Growing up in the cool, thin air of the Kenyan highlands helped turn Stephen Cherono into a world-class runner. He honed his skills jumping over rocks and streams in his native land, following the tracks of his older brother, Abraham, and a phalanx of other Kenyan champions. At last week's World Championships in Athletics in Paris, he not only beat his brother in a thrilling 3,000-m steeplechase; he also scored a gold medal for his home country: Qatar.
Qatar? That's right. Last month the lithe 20-year-old middle-distance man swapped his Kenyan passport for a Qatari one and took a new name, Saif Saaeed Shaheen. At the time, the sudden ID change, and a reported salary agreement of $1,000 a month for the rest of Shaheen's life, raised eyebrows in the sporting community. But Shaheen's victory for Qatar last week which caused Kenya to lose an event it had won at each of the last six World Championships and every Olympic Games it attended since 1968 raised full-scale alarms about the buying of athletes. Would teams from poorer countries now face regular poaching by rich ones? Should athletes be able to change flags as easily as, well, track shoes? Grumblings that Cherono had sold out were encouraged when his own brother failed to congratulate him after they crossed the finish line.
The International Association of Athletics Federations which organizes the World Championships joined in the consternation. "One week you're Kenyan, a week later you're Qatari, you change your name, and very clearly for financial reasons this is what we call morally weird," I.A.A.F. general secretary Istvan Gyulai tells TIME. He says there have been around 60 requests for "transfer of allegiance" in the last two years alone. Even some transnationals think enough is enough. Says the formerly Jamaican sprinter Merlene Ottey, who fell out with the Jamaican track federation and ran her first World Championships race for Slovenia in Paris: "If athletes are doing it just for the money, I think they should tighten the rules." The I.A.A.F. promptly ordered a study to examine and perhaps stiffen relevant rules. Athletes are now required to wait three years before competing under a new flag unless the sporting federations in both countries agree to the transfer which both Kenya and Qatar did in which case the delay drops to one year.
[an error occurred while processing this directive]The Qataris are unrepentant. "We're not pioneers on this; we followed the I.A.A.F. rules," says Dahlan Al-Hamad, president of the Qatar Athletic Federation. Though their athletes have been integrated for longer, host France's team includes many foreign-born and naturalized stars, such as long-jump gold medalist Eunice Barber, who came to France after a French diplomat spotted her in her native Sierra Leone. Moroccan-born marathoner Khalid Khannouchi, granted American citizenship in 2000, became the world-record holder two years later.

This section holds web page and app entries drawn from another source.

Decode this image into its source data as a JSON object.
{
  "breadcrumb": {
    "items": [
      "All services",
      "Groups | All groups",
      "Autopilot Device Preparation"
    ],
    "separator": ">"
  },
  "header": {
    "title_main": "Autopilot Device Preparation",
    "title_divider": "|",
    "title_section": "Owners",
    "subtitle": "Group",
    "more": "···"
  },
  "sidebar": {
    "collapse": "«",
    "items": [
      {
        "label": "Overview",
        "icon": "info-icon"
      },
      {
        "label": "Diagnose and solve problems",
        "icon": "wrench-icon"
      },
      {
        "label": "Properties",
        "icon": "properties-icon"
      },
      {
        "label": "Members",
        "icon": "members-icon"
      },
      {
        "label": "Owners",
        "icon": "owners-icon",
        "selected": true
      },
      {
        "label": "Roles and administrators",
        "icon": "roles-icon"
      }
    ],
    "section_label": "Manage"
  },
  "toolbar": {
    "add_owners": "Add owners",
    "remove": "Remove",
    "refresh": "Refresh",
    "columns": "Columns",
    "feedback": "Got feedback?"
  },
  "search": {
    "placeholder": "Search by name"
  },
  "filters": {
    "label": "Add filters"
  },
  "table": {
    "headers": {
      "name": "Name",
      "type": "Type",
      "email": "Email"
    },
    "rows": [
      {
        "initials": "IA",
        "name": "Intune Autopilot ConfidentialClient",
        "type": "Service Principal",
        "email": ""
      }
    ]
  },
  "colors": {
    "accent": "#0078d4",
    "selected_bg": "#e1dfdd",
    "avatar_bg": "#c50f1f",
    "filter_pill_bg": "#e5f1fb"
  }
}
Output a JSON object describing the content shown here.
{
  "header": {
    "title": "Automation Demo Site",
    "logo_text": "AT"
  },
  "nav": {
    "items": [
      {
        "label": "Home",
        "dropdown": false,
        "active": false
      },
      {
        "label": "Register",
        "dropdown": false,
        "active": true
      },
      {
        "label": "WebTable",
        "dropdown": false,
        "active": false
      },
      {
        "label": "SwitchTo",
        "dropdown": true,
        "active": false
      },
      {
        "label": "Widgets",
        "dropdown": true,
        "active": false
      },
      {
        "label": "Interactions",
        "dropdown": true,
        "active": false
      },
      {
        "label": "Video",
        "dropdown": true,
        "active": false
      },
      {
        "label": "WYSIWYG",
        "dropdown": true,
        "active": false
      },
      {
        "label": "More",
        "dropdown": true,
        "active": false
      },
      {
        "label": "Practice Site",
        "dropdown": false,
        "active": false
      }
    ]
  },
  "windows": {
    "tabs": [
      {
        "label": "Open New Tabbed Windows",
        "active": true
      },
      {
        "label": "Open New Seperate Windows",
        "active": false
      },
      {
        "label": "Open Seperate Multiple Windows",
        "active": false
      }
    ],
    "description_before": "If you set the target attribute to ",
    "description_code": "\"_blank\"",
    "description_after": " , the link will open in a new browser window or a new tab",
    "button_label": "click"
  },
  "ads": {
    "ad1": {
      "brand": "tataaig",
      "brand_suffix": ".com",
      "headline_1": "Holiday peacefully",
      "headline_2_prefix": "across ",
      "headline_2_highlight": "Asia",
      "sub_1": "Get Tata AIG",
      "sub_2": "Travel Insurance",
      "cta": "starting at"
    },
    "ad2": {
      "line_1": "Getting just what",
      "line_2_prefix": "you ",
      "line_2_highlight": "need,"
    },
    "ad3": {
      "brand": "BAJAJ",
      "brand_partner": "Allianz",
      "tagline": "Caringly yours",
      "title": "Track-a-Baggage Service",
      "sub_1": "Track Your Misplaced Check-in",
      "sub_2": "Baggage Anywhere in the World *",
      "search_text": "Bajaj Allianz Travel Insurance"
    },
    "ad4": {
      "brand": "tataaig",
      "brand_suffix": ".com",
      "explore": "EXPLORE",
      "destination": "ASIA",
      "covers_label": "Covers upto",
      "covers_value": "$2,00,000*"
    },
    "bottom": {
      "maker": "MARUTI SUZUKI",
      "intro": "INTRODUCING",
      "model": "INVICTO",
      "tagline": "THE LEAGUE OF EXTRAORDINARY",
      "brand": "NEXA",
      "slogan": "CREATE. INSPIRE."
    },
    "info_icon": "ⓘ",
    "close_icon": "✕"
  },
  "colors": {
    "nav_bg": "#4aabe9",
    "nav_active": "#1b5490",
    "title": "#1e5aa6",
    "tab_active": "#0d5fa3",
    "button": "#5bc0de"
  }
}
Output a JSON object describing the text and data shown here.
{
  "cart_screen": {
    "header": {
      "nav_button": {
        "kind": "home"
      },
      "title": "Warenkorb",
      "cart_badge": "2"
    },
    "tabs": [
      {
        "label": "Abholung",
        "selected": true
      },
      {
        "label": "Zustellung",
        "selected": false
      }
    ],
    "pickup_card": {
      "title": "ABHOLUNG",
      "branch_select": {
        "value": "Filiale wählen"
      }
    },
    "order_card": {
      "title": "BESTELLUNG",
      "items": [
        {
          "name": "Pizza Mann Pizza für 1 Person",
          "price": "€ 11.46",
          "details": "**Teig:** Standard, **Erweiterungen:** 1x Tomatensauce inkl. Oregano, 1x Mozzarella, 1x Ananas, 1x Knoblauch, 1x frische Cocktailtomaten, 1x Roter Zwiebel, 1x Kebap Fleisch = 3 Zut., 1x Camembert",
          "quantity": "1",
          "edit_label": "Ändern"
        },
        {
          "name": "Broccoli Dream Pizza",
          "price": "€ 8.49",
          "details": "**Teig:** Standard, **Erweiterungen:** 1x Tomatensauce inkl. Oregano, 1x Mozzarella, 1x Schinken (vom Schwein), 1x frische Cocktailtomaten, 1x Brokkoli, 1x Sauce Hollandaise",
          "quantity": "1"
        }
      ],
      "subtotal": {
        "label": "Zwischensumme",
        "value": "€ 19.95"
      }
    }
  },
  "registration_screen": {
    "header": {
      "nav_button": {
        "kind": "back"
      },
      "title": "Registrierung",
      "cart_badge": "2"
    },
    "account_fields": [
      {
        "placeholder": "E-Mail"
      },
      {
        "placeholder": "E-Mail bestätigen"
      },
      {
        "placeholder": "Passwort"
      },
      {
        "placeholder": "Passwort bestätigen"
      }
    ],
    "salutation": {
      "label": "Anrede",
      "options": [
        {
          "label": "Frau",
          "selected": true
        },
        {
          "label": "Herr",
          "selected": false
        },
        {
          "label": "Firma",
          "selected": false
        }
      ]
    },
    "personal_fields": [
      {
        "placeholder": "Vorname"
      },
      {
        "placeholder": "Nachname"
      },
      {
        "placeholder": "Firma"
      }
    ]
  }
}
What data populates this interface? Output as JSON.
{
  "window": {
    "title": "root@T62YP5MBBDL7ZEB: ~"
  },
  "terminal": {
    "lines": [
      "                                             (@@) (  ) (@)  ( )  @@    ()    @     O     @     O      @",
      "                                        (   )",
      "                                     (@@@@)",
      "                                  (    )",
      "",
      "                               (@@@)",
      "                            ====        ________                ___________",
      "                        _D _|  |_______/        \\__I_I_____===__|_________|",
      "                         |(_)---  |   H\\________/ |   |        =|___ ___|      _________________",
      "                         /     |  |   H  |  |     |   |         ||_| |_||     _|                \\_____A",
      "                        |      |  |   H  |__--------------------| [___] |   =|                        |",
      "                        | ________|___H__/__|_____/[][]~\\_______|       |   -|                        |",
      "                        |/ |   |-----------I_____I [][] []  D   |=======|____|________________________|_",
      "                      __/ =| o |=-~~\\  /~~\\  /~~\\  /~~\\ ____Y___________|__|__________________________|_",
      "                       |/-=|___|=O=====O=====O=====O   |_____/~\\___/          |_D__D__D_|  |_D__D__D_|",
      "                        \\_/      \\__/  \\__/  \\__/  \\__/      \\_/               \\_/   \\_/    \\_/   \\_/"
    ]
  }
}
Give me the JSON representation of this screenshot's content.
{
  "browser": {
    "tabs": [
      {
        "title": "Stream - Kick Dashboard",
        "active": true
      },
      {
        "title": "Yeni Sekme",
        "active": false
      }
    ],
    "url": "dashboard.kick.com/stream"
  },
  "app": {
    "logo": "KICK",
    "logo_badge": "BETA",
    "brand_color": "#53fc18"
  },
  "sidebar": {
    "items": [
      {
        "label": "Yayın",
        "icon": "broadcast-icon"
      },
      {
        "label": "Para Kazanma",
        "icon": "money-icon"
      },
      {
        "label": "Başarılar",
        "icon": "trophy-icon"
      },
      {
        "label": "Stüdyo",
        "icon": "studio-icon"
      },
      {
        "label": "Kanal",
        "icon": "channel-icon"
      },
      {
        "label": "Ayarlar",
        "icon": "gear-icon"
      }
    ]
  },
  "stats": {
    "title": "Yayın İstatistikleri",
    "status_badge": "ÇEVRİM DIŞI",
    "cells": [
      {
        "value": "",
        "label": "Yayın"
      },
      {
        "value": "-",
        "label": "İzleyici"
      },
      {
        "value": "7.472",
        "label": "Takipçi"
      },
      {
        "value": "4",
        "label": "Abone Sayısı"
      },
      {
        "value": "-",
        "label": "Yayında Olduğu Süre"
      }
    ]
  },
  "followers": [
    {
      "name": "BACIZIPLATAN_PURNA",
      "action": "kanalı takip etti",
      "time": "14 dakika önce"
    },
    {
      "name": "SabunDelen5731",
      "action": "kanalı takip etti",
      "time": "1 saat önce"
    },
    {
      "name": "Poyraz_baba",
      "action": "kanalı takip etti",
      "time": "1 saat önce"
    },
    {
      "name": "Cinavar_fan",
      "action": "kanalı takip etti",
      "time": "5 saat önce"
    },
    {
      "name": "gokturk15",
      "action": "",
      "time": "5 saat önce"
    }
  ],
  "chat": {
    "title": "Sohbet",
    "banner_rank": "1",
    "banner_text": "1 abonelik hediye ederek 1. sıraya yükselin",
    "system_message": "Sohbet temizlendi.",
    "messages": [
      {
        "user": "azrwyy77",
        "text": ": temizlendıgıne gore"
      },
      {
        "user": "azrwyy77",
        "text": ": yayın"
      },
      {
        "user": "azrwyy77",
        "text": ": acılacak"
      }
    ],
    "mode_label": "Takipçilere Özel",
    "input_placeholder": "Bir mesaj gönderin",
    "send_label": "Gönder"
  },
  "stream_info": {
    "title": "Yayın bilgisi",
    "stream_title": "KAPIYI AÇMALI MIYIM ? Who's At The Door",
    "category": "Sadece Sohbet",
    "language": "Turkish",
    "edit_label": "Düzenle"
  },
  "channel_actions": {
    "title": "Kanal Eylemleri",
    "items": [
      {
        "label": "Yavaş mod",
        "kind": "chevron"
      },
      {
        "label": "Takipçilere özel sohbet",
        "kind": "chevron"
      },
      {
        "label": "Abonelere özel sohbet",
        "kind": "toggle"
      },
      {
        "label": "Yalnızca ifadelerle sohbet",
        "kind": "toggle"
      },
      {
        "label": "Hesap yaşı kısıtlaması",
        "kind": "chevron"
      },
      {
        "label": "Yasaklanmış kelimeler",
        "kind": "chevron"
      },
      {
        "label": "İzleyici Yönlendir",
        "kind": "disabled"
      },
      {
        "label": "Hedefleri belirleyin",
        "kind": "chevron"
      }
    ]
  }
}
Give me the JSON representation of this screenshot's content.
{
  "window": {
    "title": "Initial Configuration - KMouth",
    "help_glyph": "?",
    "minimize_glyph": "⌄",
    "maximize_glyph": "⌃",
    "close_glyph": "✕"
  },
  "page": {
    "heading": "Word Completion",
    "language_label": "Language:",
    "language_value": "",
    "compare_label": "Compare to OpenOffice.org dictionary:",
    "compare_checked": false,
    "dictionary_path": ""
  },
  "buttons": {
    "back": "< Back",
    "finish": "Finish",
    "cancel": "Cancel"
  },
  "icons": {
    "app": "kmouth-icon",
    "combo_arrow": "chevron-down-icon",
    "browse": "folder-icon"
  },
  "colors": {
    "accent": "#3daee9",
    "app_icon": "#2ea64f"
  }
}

But the track and field apparatus Qatar has gathered as it prepares to host the 2006 Asian Games is a true mixed relay: it includes formerly Kenyan 10,000-m runner Albert Chepkurui, A.K.A. Abdullah Ahmad Hassan, and its training staff led by a Belgian ex-decathlon competitor also boasts a Russian, a Czech and a Hungarian. Why didn't Kenya block Shaheen from racing for Qatar the way it stopped 800-m champion Wilson Kipketer running for Denmark at the 1996 Atlanta Olympics? There has been wide speculation that Kenyan track authorities were promised payment or a new track facility by their Qatari counterparts. Both federations have denied such allegations, but Al-Hamad does not exclude the possibility that an agreement could have been brokered at a higher level of government.
Shaheen tells TIME that he simply wanted to get away from Kenya and make a more secure life. When he approached the Qataris in 2001, he says, "I didn't expect to be running the way I am now. I wanted to make sure I'd have a job in a few years, and that if I had injuries, I'd be taken care of." He doesn't speak Arabic, is not Muslim, still trains with his Kenyan coach and lives in Kenya and London. But he is happy to run for Qatar and says he plans to make a home there: "They have made me feel very welcome." He believes many Kenyans, who earn less than $400 a year on average, understand his decision. Eventually, maybe his brother will, too.